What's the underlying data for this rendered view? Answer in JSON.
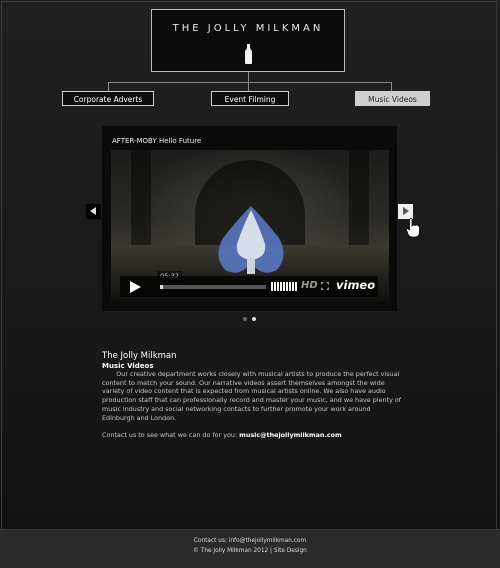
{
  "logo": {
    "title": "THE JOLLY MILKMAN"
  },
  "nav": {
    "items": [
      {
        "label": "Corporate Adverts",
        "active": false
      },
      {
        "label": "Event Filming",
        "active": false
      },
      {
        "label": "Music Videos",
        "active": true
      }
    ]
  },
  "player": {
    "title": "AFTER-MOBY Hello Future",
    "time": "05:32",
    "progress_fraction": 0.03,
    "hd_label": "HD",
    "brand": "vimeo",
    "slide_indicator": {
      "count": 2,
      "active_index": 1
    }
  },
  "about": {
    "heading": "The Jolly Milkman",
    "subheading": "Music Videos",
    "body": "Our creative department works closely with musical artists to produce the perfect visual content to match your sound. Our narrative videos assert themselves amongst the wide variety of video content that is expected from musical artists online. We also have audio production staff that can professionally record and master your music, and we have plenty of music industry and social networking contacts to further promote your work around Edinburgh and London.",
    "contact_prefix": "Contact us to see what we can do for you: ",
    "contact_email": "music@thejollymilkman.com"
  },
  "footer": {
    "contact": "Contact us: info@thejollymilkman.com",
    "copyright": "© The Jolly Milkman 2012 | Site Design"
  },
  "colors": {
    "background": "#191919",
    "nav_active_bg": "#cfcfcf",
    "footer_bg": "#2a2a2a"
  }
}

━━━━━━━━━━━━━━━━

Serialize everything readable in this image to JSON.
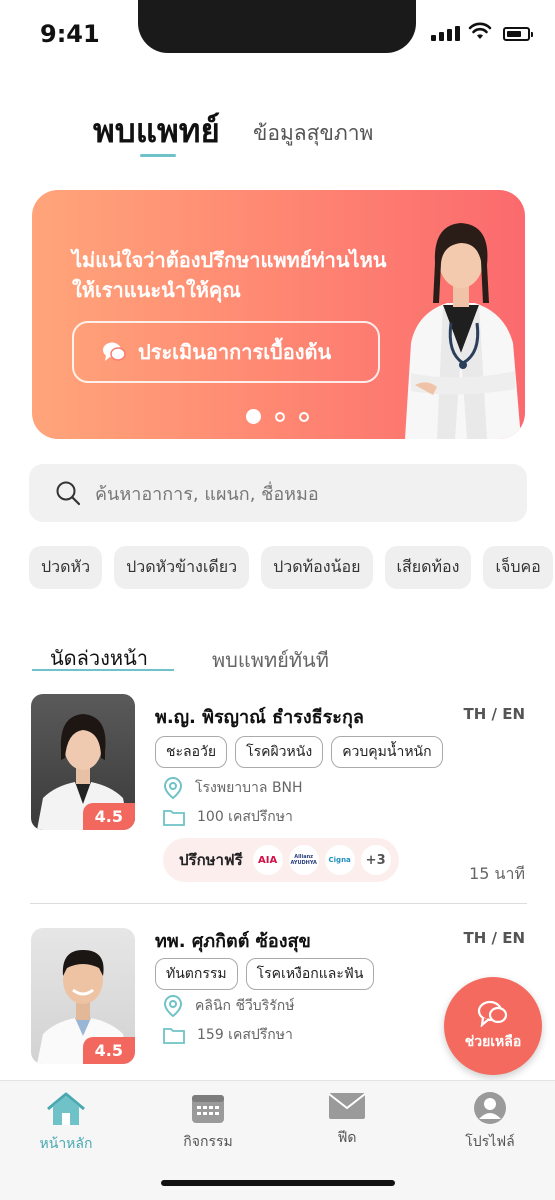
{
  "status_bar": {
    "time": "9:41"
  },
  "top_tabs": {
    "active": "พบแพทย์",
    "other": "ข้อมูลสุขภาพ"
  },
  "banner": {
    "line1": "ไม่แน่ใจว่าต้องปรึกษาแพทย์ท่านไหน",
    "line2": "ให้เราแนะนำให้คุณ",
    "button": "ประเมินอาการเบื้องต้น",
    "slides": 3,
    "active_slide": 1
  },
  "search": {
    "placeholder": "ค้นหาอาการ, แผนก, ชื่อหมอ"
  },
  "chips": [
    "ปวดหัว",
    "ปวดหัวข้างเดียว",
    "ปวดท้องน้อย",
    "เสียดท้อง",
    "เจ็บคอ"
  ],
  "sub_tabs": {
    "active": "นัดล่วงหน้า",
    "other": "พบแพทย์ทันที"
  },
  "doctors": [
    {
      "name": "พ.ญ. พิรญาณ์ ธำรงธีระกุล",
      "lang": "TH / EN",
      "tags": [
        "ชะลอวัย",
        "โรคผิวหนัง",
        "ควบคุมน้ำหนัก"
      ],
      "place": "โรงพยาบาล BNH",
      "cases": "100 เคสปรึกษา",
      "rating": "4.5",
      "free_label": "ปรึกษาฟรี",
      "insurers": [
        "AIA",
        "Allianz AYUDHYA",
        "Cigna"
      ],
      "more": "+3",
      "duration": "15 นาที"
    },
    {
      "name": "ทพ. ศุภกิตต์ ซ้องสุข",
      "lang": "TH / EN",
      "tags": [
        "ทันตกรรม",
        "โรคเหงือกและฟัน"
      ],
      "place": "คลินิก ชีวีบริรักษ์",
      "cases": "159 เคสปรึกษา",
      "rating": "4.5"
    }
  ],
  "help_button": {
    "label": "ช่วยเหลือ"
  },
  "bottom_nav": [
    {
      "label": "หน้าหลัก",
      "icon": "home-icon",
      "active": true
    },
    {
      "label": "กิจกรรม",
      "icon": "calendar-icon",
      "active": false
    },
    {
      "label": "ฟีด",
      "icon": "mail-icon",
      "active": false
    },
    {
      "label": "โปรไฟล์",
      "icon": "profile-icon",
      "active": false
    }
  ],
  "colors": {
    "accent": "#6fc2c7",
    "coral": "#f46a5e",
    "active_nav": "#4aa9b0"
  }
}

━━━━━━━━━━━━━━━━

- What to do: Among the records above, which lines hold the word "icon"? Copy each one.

- Response below:
      "icon": "home-icon",
      "icon": "calendar-icon",
      "icon": "mail-icon",
      "icon": "profile-icon",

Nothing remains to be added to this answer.